Anotherviable approach to resisting McDonaldization is using activists topush the government to develop policies which would compel companiesto meet the cultural, psychological, and socioeconomic interests ofthe public. For instance, companies such as Nike would be forced tocreate a specific number of job opportunities depending on theirsizes rather than outsourcing labor in other countries. This approachwill prevent companies from exploiting the community while givingnothing back to facilitate its development. Societal disorganization,as characterized by the high rate of crime, is predominantly causedby inadequate employment opportunities. Therefore, it does not makeeconomic sense to the country when companies make a lot of profitswhile a large section of the population continues to languish inpoverty.
The paper has analyzed the concept of McDonaldization and presentedthe scope of the challenges it imposes on the contemporary community.The discussion entails an extensive use of McDonald Food Company asan example to develop an understanding of the aspects thatcharacterizes the concept.
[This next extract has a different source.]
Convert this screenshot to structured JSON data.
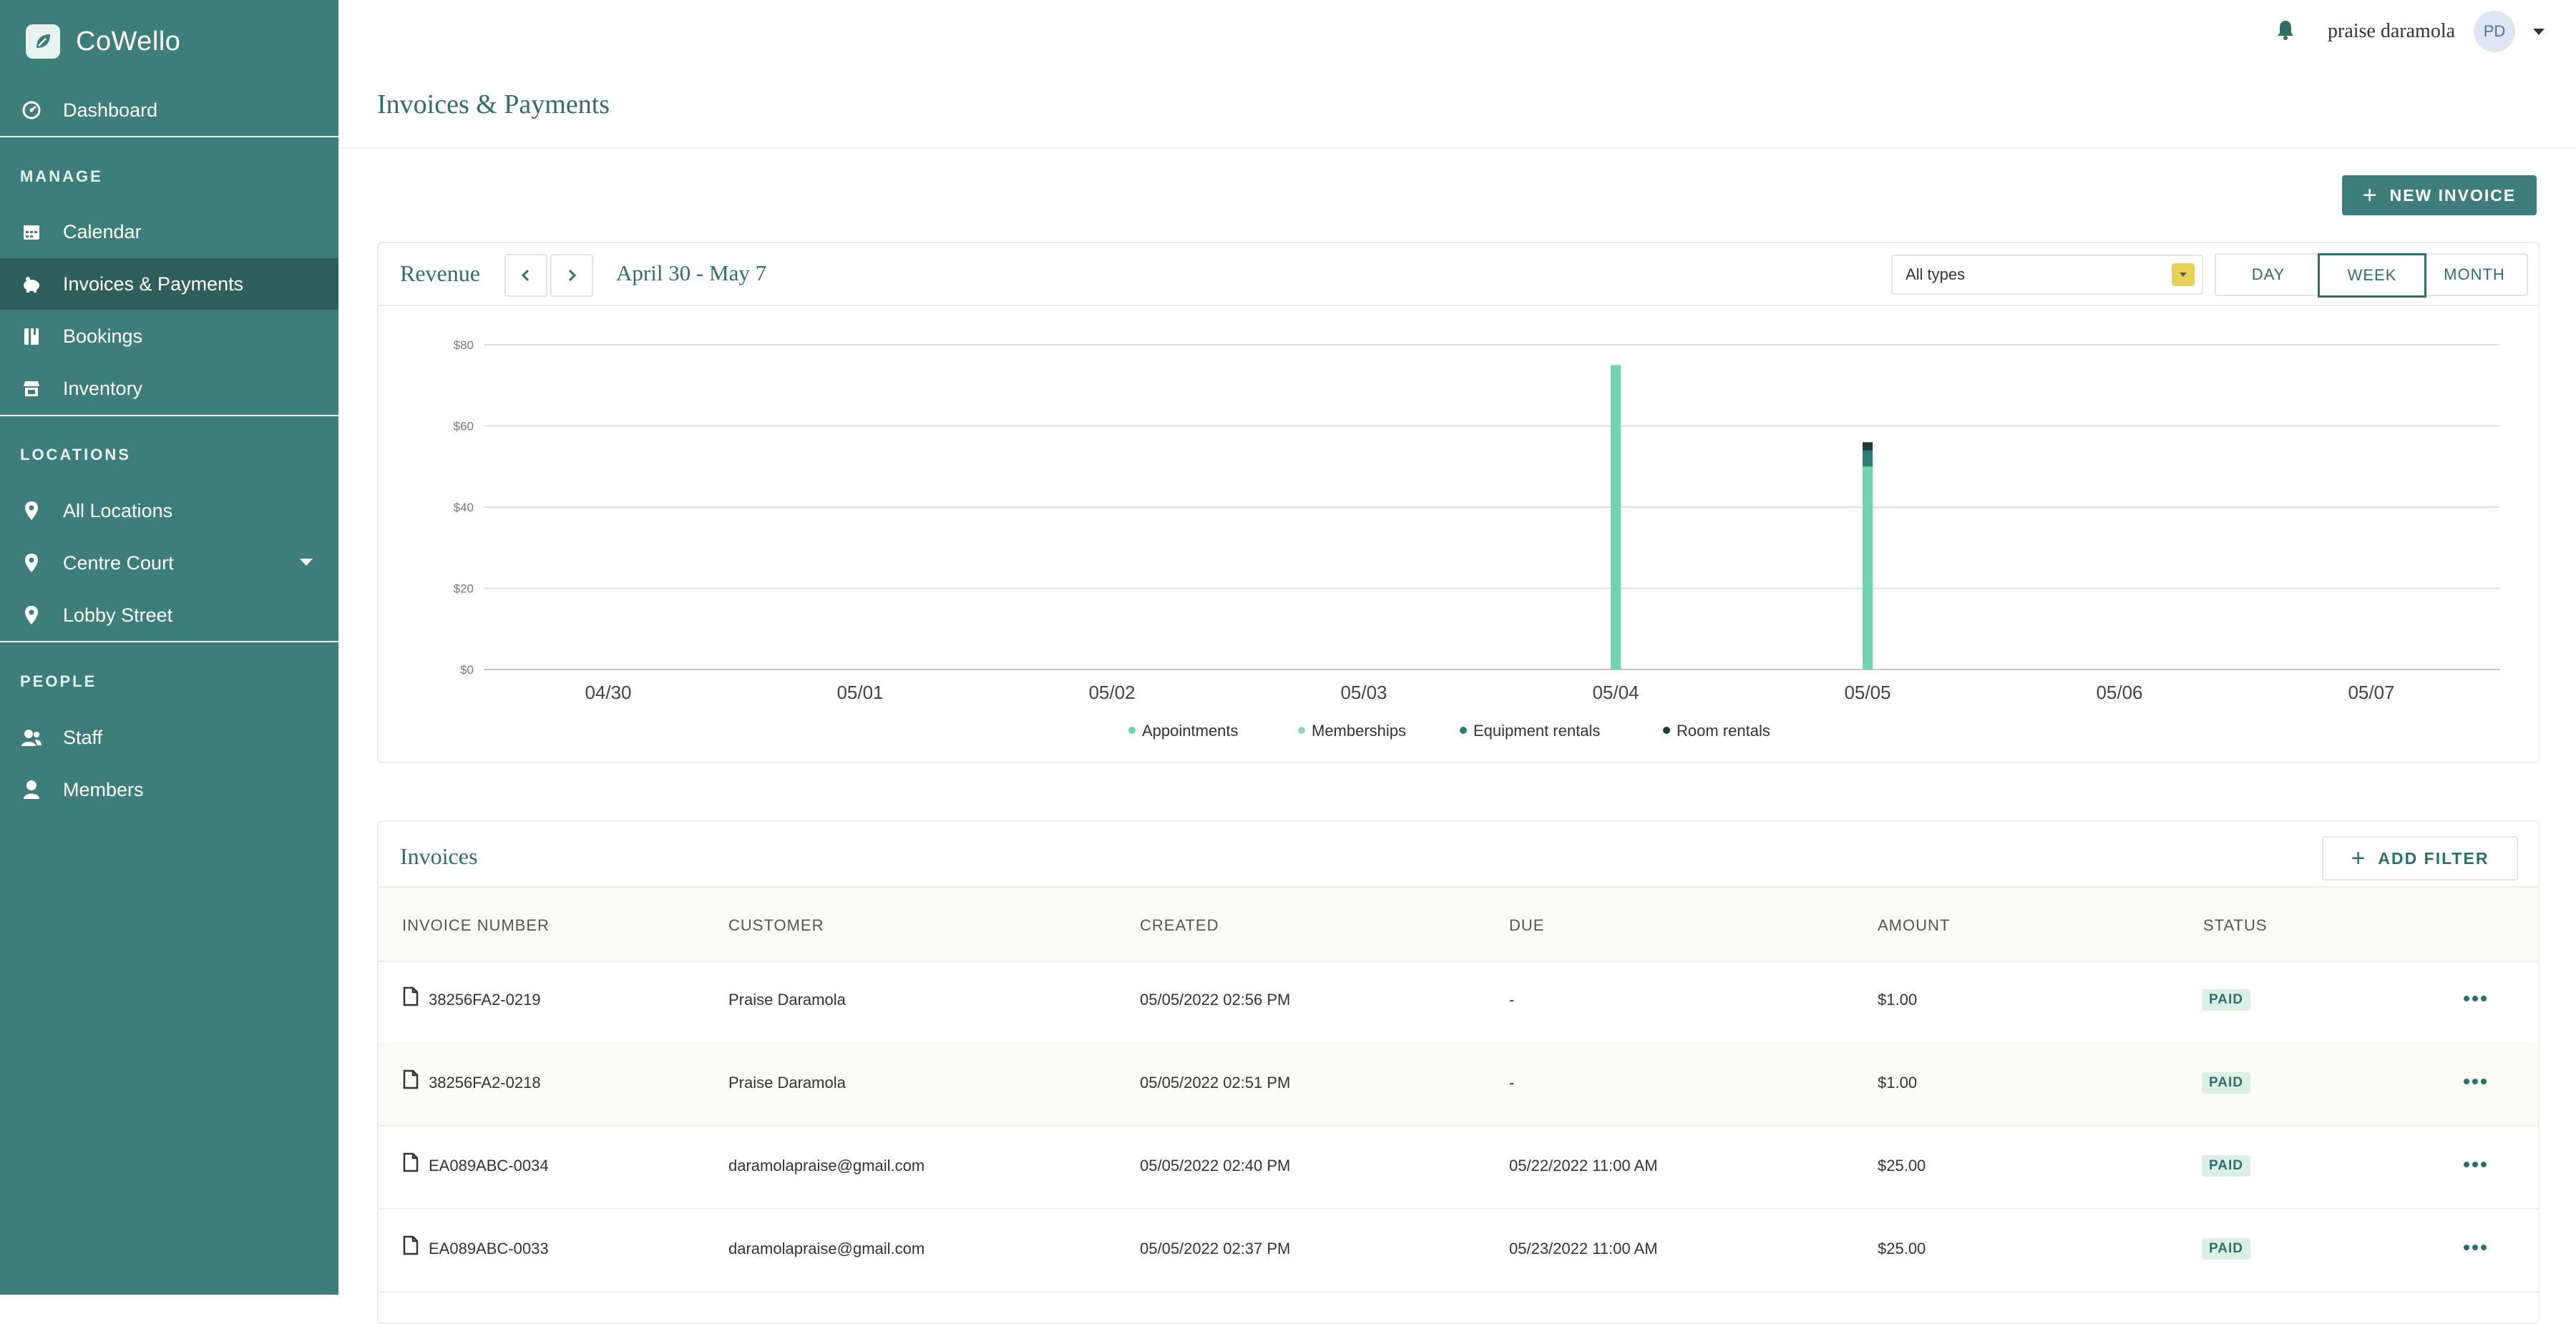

The same case has been used to clarifythat enhancing awareness of people is the one of the most realisticapproaches that can reinforce the strategies discussed by Ritzer inthe book "Resisting McDonaldization." The paper has alsoemphasized on the relevance of seeking the government`s support tofacilitate the existence of equality and impose policies which wouldcompel companies to fulfill their corporate social responsibilitiesin ways that meet the socioeconomic needs of consumers.
CDC."Adult Obesity Facts." Centersfor Disease Control and Prevention.Centers for Disease Control and Prevention, 2015. Web. 09 Aug. 2016.
Currie,Janet. "The effect of fast food restaurants on obesity andweight gain." AmericanEconomic Journal: Economic Policy2.3 (2010): 32-63.
Dumbili,Emeka W. "McDonaldization and Job Insecurity." SAGEOpen3.2 (2013): 2158244013491950.
FoodInc.Netflix, 2008. Web. 11 July 2016. Retrieved fromhttp://dvd.netflix.com/Movie/Food-Inc/70108783
Karni,Edi, and Marie-Louise Vierø. "“Reverse Bayesianism”: Achoice-based theory of growing awareness." TheAmerican Economic Review103.7 (2013): 2790-2810.
Kellner,Douglas. "12 Theorizing/Resisting McDonaldization."ResistingMcDonaldization(2009): 186.
Ritzer,George. "The McDonaldization of society." G.Ritzer(2015).
Stender,Steen, J. Dyerberg, and Arne Astrup. "Fast food: unfriendly andunhealthy." Internationaljournal of obesity31.6 (2007): 887-890.